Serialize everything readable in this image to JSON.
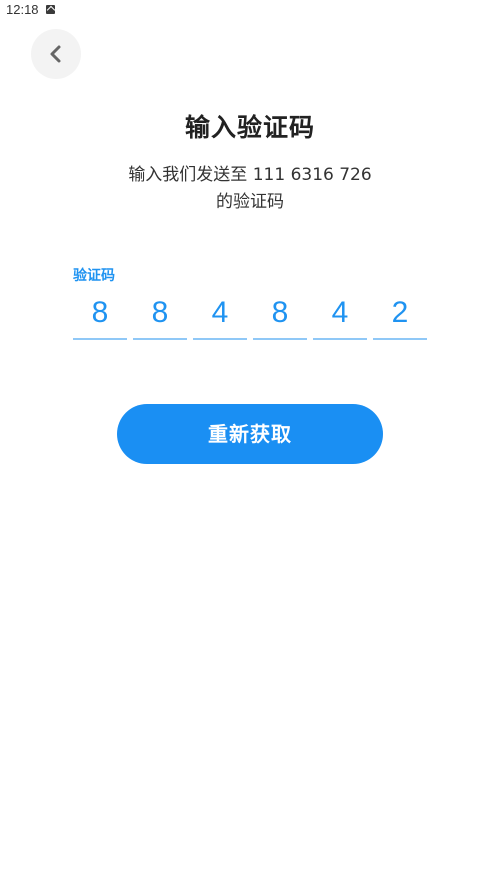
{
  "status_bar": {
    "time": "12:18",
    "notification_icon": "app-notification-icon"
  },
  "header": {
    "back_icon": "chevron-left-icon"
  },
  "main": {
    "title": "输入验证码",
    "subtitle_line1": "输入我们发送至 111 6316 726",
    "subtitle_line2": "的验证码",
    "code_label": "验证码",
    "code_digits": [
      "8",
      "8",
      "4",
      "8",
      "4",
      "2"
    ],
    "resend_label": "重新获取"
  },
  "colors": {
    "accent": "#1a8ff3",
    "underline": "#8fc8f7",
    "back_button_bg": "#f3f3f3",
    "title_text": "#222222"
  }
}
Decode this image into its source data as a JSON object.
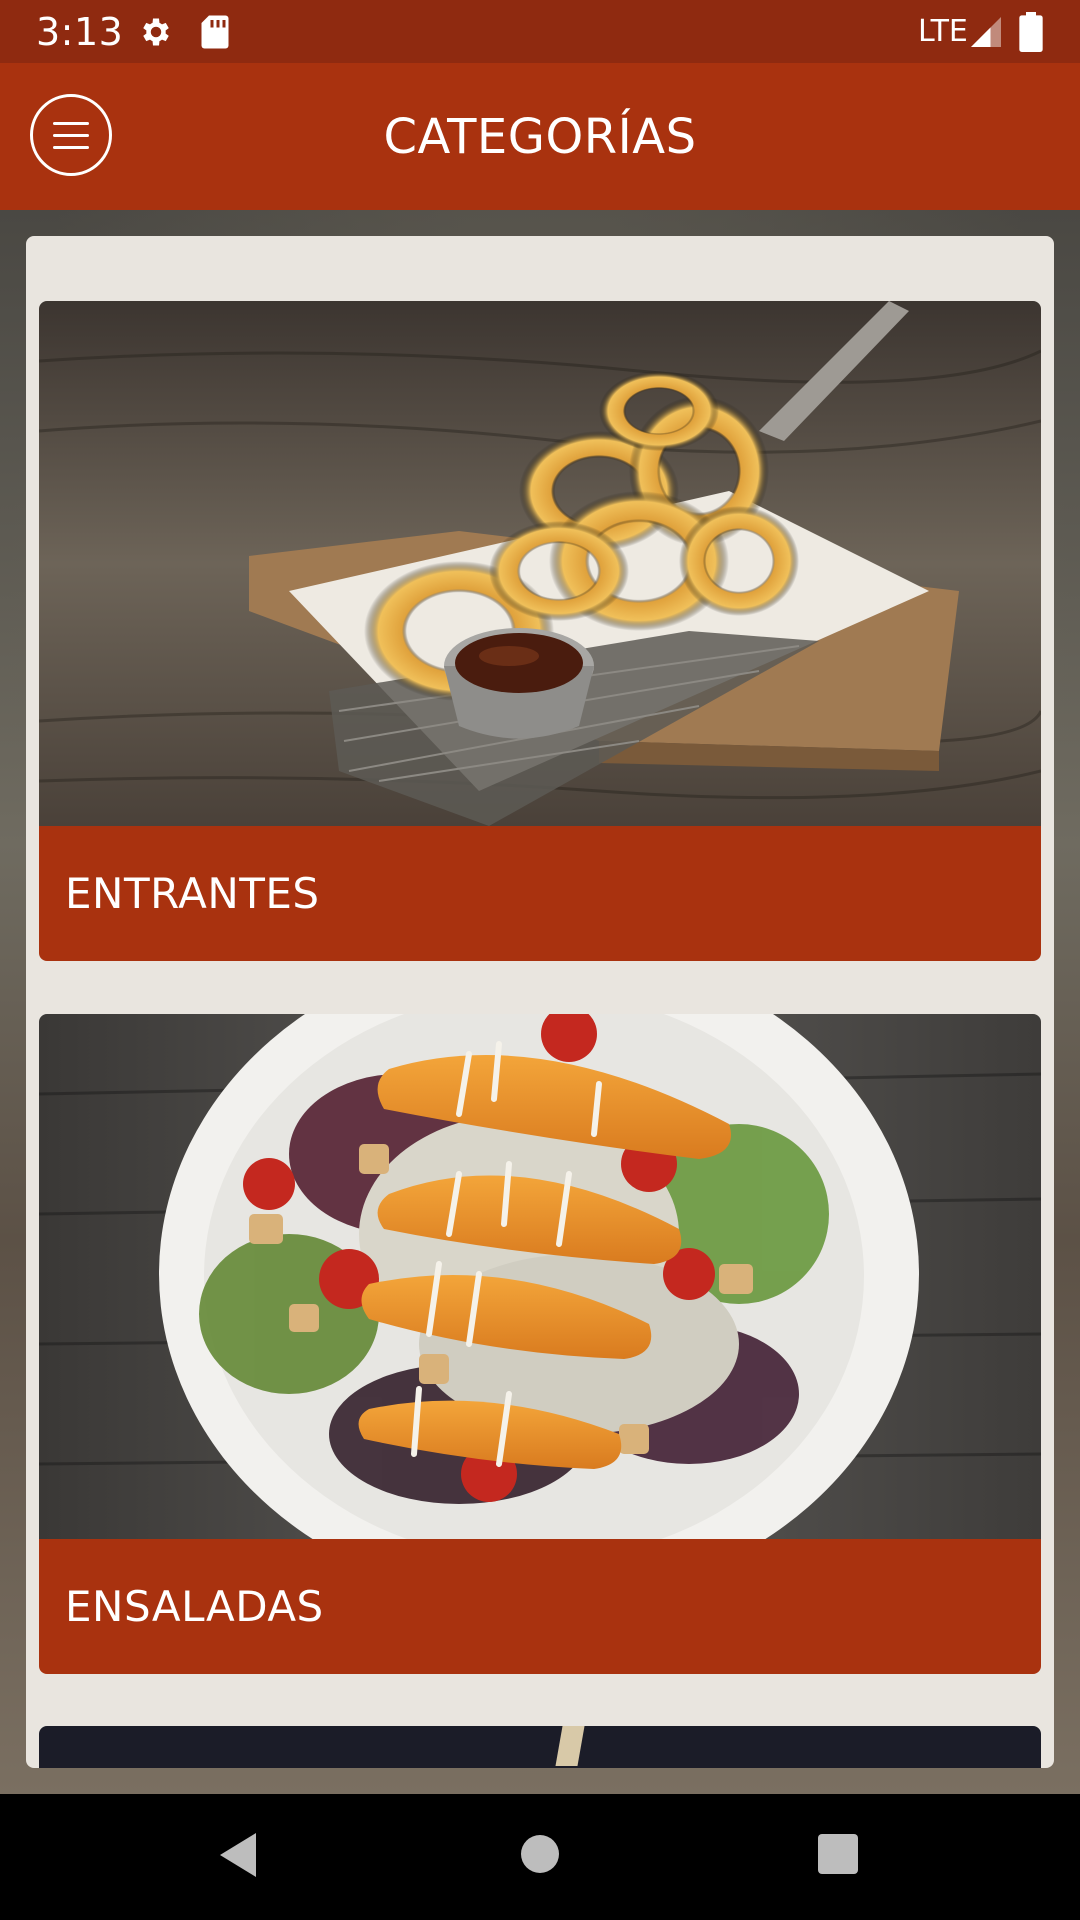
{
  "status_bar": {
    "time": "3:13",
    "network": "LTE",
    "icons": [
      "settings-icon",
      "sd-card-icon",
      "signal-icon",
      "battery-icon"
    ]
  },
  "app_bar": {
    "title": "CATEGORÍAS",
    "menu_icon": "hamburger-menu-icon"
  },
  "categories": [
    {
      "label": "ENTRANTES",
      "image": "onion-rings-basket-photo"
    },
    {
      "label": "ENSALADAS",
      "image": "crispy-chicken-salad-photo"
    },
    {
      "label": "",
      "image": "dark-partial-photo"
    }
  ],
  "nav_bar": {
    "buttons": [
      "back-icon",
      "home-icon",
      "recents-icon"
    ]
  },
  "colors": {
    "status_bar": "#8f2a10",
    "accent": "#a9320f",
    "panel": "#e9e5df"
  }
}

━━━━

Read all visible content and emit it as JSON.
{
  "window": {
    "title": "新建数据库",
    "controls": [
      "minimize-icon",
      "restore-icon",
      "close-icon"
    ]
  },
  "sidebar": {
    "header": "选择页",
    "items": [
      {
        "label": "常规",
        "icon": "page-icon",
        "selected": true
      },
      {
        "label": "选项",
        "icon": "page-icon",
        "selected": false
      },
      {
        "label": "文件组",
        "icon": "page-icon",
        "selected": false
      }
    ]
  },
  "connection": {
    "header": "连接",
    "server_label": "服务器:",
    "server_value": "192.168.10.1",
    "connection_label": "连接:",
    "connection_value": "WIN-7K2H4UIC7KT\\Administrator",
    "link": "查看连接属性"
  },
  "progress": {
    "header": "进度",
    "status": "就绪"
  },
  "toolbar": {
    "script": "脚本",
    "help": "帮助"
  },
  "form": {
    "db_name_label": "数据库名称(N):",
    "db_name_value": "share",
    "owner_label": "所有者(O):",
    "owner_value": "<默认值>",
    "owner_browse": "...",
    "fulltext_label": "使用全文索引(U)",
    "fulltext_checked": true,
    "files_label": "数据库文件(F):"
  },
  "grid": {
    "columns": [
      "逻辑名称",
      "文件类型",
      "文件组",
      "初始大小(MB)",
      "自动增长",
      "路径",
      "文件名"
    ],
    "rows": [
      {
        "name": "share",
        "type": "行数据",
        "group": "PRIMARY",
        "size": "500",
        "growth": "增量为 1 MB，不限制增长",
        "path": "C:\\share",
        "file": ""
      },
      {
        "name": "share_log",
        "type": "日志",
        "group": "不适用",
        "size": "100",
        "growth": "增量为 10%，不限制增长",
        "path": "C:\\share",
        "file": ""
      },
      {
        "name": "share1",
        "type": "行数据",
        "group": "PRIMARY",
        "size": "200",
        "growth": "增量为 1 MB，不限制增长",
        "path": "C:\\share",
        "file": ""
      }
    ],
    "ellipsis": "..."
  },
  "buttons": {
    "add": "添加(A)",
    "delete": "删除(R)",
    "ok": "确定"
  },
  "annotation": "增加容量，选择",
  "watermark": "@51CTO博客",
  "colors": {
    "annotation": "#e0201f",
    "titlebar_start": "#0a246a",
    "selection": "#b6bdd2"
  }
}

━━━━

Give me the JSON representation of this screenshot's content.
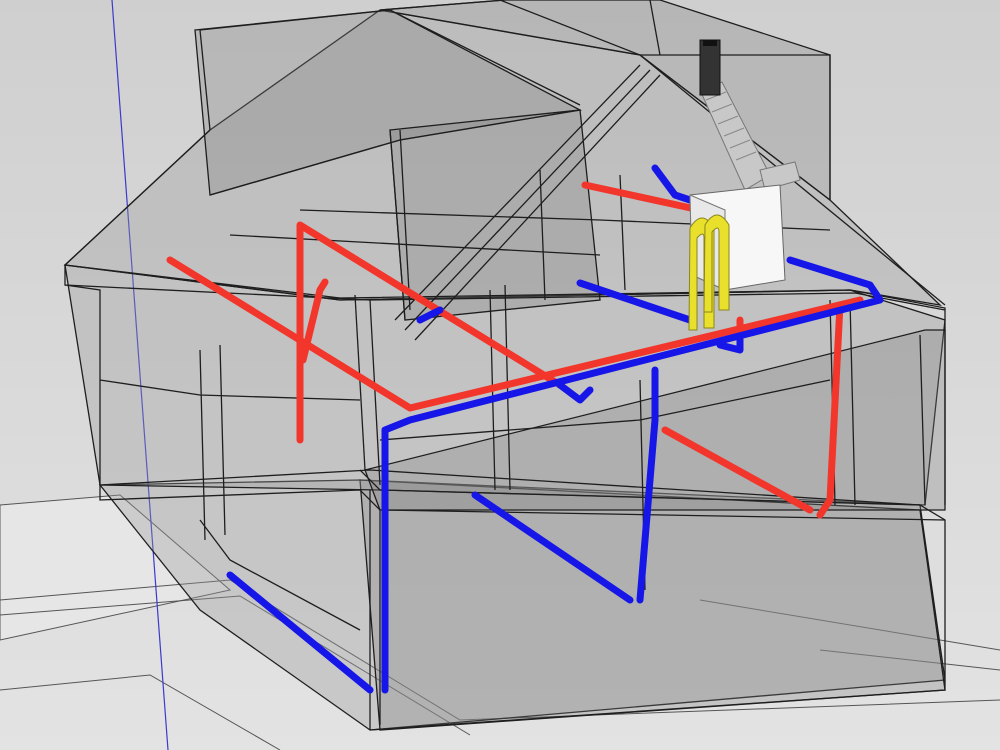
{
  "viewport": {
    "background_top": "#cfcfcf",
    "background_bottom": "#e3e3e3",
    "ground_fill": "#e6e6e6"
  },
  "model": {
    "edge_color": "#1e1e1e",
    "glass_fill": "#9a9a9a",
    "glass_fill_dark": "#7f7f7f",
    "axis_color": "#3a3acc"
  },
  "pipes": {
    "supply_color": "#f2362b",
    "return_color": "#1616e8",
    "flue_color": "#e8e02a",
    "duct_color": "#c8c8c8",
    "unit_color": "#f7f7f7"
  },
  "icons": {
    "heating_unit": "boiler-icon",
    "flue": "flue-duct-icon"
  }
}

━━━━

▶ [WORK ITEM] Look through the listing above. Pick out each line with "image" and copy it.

▶ [WRITTEN REPLY]
Serialize everything readable in this image to JSON.
Decode this image into its source data as a JSON object.
      "image": "onion-rings-basket-photo"
      "image": "crispy-chicken-salad-photo"
      "image": "dark-partial-photo"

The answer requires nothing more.